- **Work to complete**: Nothing but the images is to be left out of your exact copy of the entries.

- **Record set**:
******
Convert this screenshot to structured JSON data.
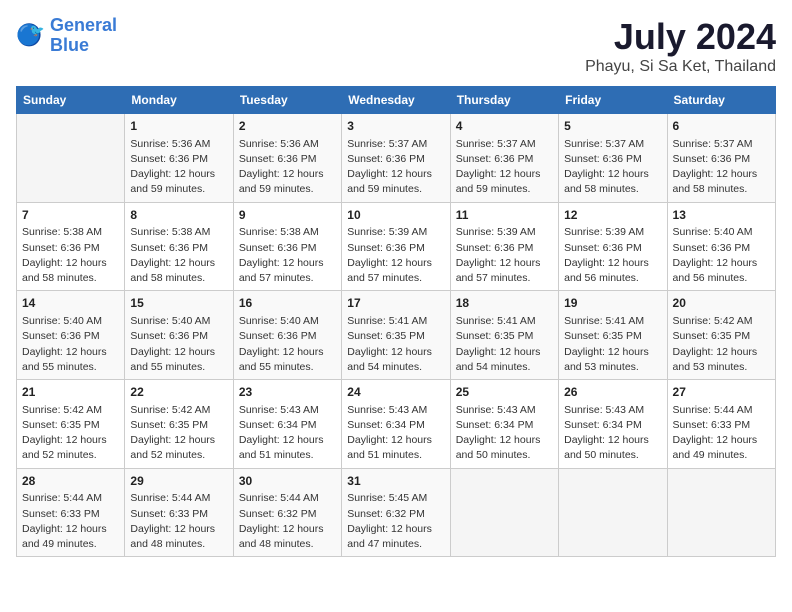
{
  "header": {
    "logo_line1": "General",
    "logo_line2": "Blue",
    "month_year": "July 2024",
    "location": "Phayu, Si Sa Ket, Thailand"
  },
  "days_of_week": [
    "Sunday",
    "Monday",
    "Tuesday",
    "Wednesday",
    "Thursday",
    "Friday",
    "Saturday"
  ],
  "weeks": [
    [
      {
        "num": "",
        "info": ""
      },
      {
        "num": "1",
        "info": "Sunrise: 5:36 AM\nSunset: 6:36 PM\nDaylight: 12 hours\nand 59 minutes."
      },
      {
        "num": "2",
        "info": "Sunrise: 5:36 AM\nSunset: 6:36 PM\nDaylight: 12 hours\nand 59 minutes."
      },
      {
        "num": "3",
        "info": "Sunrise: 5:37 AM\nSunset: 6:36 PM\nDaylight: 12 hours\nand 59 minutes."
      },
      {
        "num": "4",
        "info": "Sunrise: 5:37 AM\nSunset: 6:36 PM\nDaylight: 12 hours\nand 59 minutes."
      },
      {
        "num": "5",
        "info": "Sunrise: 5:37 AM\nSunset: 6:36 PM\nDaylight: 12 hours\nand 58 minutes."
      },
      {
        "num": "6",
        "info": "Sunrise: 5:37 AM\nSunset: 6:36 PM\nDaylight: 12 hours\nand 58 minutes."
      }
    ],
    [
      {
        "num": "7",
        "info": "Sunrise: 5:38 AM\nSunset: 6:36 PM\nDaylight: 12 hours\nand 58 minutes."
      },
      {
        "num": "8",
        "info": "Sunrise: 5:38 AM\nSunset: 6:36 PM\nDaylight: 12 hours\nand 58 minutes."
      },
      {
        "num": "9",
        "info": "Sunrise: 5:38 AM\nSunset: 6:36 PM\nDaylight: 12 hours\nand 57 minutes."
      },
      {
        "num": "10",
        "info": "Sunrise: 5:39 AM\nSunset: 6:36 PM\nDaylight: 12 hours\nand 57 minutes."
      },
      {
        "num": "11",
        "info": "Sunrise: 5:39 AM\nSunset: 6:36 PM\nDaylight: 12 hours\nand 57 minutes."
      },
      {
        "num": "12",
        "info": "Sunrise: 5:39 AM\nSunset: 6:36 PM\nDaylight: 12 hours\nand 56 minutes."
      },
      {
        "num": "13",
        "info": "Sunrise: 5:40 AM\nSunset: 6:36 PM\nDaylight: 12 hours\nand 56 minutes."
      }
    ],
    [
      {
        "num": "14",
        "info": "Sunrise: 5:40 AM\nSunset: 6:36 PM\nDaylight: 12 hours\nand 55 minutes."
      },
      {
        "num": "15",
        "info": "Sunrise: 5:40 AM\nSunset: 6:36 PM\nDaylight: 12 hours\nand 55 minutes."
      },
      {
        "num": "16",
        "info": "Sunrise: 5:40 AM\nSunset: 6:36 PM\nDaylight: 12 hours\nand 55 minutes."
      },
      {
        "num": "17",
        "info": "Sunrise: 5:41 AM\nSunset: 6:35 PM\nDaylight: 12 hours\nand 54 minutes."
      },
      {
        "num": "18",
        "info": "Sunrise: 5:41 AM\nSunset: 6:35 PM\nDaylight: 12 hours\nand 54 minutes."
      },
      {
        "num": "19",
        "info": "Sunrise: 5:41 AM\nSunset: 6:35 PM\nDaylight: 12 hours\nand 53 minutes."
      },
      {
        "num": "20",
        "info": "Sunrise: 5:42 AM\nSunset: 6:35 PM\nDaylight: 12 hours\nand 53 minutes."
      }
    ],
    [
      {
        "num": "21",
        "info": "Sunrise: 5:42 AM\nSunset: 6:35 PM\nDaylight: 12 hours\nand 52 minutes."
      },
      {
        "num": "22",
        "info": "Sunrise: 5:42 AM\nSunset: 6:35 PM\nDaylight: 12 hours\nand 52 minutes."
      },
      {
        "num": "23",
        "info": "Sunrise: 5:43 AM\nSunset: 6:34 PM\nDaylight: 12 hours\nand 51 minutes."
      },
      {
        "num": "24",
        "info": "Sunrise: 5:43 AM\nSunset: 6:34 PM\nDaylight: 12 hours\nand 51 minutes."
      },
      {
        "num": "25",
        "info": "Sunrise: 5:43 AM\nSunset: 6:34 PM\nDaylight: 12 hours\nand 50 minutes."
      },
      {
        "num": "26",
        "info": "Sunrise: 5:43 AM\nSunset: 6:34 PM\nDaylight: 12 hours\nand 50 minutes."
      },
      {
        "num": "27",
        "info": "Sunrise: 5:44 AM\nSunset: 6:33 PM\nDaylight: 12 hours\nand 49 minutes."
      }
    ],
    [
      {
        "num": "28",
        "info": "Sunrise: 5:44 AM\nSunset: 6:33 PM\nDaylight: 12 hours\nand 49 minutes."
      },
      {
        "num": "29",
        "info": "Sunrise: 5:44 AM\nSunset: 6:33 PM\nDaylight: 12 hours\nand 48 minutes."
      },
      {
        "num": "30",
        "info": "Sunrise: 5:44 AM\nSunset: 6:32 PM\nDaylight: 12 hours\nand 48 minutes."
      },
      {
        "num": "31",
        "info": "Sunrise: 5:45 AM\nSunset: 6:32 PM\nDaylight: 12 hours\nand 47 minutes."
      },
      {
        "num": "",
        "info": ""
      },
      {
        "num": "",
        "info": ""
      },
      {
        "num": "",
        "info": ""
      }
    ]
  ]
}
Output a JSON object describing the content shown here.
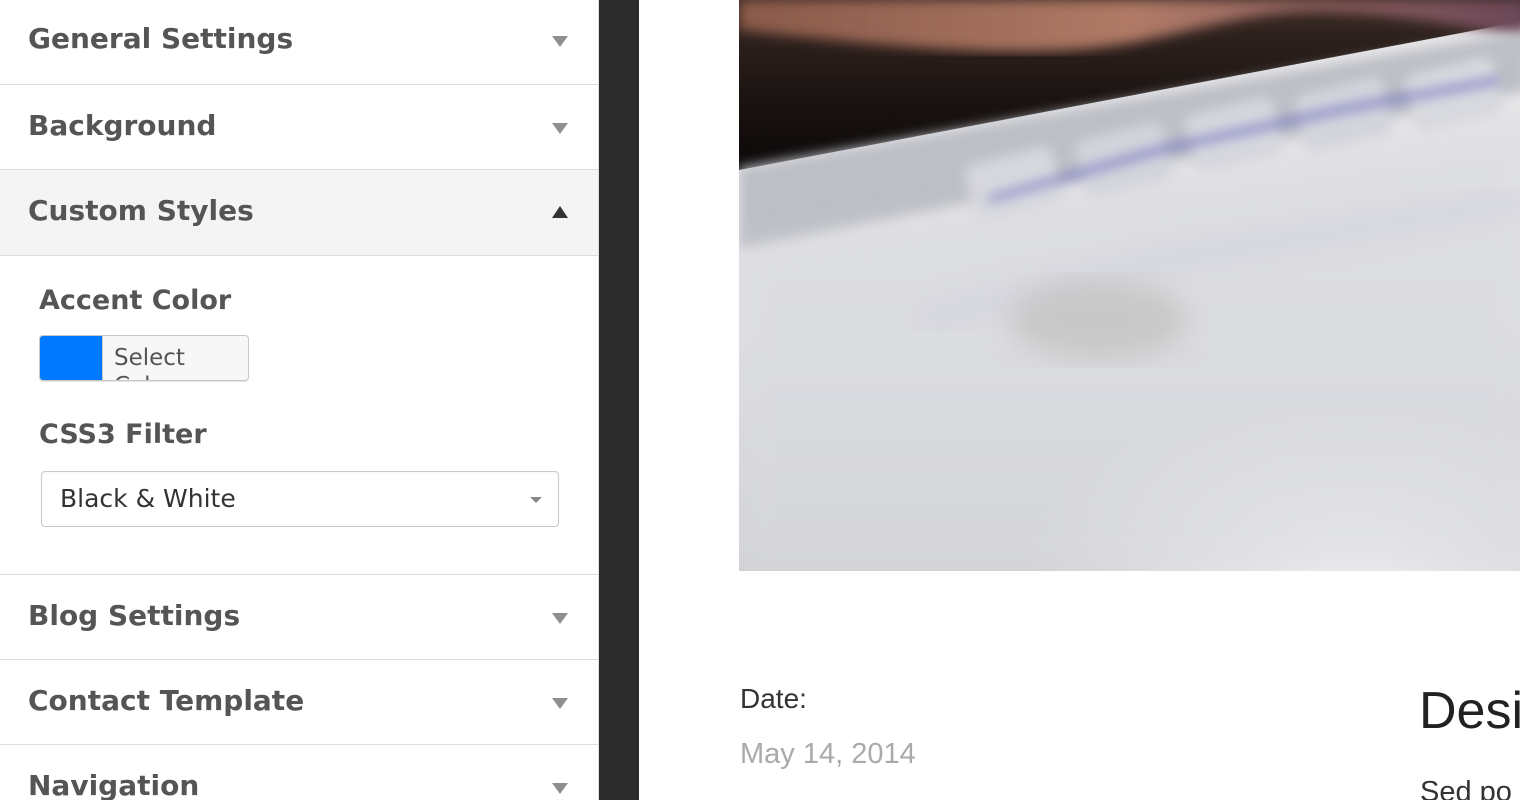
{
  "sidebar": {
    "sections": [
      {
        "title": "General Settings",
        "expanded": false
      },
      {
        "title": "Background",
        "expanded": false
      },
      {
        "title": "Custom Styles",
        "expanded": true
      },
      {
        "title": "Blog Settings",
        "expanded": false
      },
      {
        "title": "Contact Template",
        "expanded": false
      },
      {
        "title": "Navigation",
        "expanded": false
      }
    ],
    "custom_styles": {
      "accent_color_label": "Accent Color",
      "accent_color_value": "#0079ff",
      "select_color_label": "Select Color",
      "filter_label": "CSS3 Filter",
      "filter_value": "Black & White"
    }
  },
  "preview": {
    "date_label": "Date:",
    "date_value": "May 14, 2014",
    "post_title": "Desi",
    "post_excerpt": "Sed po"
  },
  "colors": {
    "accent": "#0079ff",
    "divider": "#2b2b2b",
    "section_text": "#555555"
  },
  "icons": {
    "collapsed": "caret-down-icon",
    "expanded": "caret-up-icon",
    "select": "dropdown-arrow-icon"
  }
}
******
- **Output of the exercise**:
Convert this screenshot to structured JSON data.
{
  "header": {
    "logo_line1": "General",
    "logo_line2": "Blue",
    "month_year": "July 2024",
    "location": "Phayu, Si Sa Ket, Thailand"
  },
  "days_of_week": [
    "Sunday",
    "Monday",
    "Tuesday",
    "Wednesday",
    "Thursday",
    "Friday",
    "Saturday"
  ],
  "weeks": [
    [
      {
        "num": "",
        "info": ""
      },
      {
        "num": "1",
        "info": "Sunrise: 5:36 AM\nSunset: 6:36 PM\nDaylight: 12 hours\nand 59 minutes."
      },
      {
        "num": "2",
        "info": "Sunrise: 5:36 AM\nSunset: 6:36 PM\nDaylight: 12 hours\nand 59 minutes."
      },
      {
        "num": "3",
        "info": "Sunrise: 5:37 AM\nSunset: 6:36 PM\nDaylight: 12 hours\nand 59 minutes."
      },
      {
        "num": "4",
        "info": "Sunrise: 5:37 AM\nSunset: 6:36 PM\nDaylight: 12 hours\nand 59 minutes."
      },
      {
        "num": "5",
        "info": "Sunrise: 5:37 AM\nSunset: 6:36 PM\nDaylight: 12 hours\nand 58 minutes."
      },
      {
        "num": "6",
        "info": "Sunrise: 5:37 AM\nSunset: 6:36 PM\nDaylight: 12 hours\nand 58 minutes."
      }
    ],
    [
      {
        "num": "7",
        "info": "Sunrise: 5:38 AM\nSunset: 6:36 PM\nDaylight: 12 hours\nand 58 minutes."
      },
      {
        "num": "8",
        "info": "Sunrise: 5:38 AM\nSunset: 6:36 PM\nDaylight: 12 hours\nand 58 minutes."
      },
      {
        "num": "9",
        "info": "Sunrise: 5:38 AM\nSunset: 6:36 PM\nDaylight: 12 hours\nand 57 minutes."
      },
      {
        "num": "10",
        "info": "Sunrise: 5:39 AM\nSunset: 6:36 PM\nDaylight: 12 hours\nand 57 minutes."
      },
      {
        "num": "11",
        "info": "Sunrise: 5:39 AM\nSunset: 6:36 PM\nDaylight: 12 hours\nand 57 minutes."
      },
      {
        "num": "12",
        "info": "Sunrise: 5:39 AM\nSunset: 6:36 PM\nDaylight: 12 hours\nand 56 minutes."
      },
      {
        "num": "13",
        "info": "Sunrise: 5:40 AM\nSunset: 6:36 PM\nDaylight: 12 hours\nand 56 minutes."
      }
    ],
    [
      {
        "num": "14",
        "info": "Sunrise: 5:40 AM\nSunset: 6:36 PM\nDaylight: 12 hours\nand 55 minutes."
      },
      {
        "num": "15",
        "info": "Sunrise: 5:40 AM\nSunset: 6:36 PM\nDaylight: 12 hours\nand 55 minutes."
      },
      {
        "num": "16",
        "info": "Sunrise: 5:40 AM\nSunset: 6:36 PM\nDaylight: 12 hours\nand 55 minutes."
      },
      {
        "num": "17",
        "info": "Sunrise: 5:41 AM\nSunset: 6:35 PM\nDaylight: 12 hours\nand 54 minutes."
      },
      {
        "num": "18",
        "info": "Sunrise: 5:41 AM\nSunset: 6:35 PM\nDaylight: 12 hours\nand 54 minutes."
      },
      {
        "num": "19",
        "info": "Sunrise: 5:41 AM\nSunset: 6:35 PM\nDaylight: 12 hours\nand 53 minutes."
      },
      {
        "num": "20",
        "info": "Sunrise: 5:42 AM\nSunset: 6:35 PM\nDaylight: 12 hours\nand 53 minutes."
      }
    ],
    [
      {
        "num": "21",
        "info": "Sunrise: 5:42 AM\nSunset: 6:35 PM\nDaylight: 12 hours\nand 52 minutes."
      },
      {
        "num": "22",
        "info": "Sunrise: 5:42 AM\nSunset: 6:35 PM\nDaylight: 12 hours\nand 52 minutes."
      },
      {
        "num": "23",
        "info": "Sunrise: 5:43 AM\nSunset: 6:34 PM\nDaylight: 12 hours\nand 51 minutes."
      },
      {
        "num": "24",
        "info": "Sunrise: 5:43 AM\nSunset: 6:34 PM\nDaylight: 12 hours\nand 51 minutes."
      },
      {
        "num": "25",
        "info": "Sunrise: 5:43 AM\nSunset: 6:34 PM\nDaylight: 12 hours\nand 50 minutes."
      },
      {
        "num": "26",
        "info": "Sunrise: 5:43 AM\nSunset: 6:34 PM\nDaylight: 12 hours\nand 50 minutes."
      },
      {
        "num": "27",
        "info": "Sunrise: 5:44 AM\nSunset: 6:33 PM\nDaylight: 12 hours\nand 49 minutes."
      }
    ],
    [
      {
        "num": "28",
        "info": "Sunrise: 5:44 AM\nSunset: 6:33 PM\nDaylight: 12 hours\nand 49 minutes."
      },
      {
        "num": "29",
        "info": "Sunrise: 5:44 AM\nSunset: 6:33 PM\nDaylight: 12 hours\nand 48 minutes."
      },
      {
        "num": "30",
        "info": "Sunrise: 5:44 AM\nSunset: 6:32 PM\nDaylight: 12 hours\nand 48 minutes."
      },
      {
        "num": "31",
        "info": "Sunrise: 5:45 AM\nSunset: 6:32 PM\nDaylight: 12 hours\nand 47 minutes."
      },
      {
        "num": "",
        "info": ""
      },
      {
        "num": "",
        "info": ""
      },
      {
        "num": "",
        "info": ""
      }
    ]
  ]
}
Output a JSON object describing the content shown here.
{
  "sidebar": {
    "sections": [
      {
        "title": "General Settings",
        "expanded": false
      },
      {
        "title": "Background",
        "expanded": false
      },
      {
        "title": "Custom Styles",
        "expanded": true
      },
      {
        "title": "Blog Settings",
        "expanded": false
      },
      {
        "title": "Contact Template",
        "expanded": false
      },
      {
        "title": "Navigation",
        "expanded": false
      }
    ],
    "custom_styles": {
      "accent_color_label": "Accent Color",
      "accent_color_value": "#0079ff",
      "select_color_label": "Select Color",
      "filter_label": "CSS3 Filter",
      "filter_value": "Black & White"
    }
  },
  "preview": {
    "date_label": "Date:",
    "date_value": "May 14, 2014",
    "post_title": "Desi",
    "post_excerpt": "Sed po"
  },
  "colors": {
    "accent": "#0079ff",
    "divider": "#2b2b2b",
    "section_text": "#555555"
  },
  "icons": {
    "collapsed": "caret-down-icon",
    "expanded": "caret-up-icon",
    "select": "dropdown-arrow-icon"
  }
}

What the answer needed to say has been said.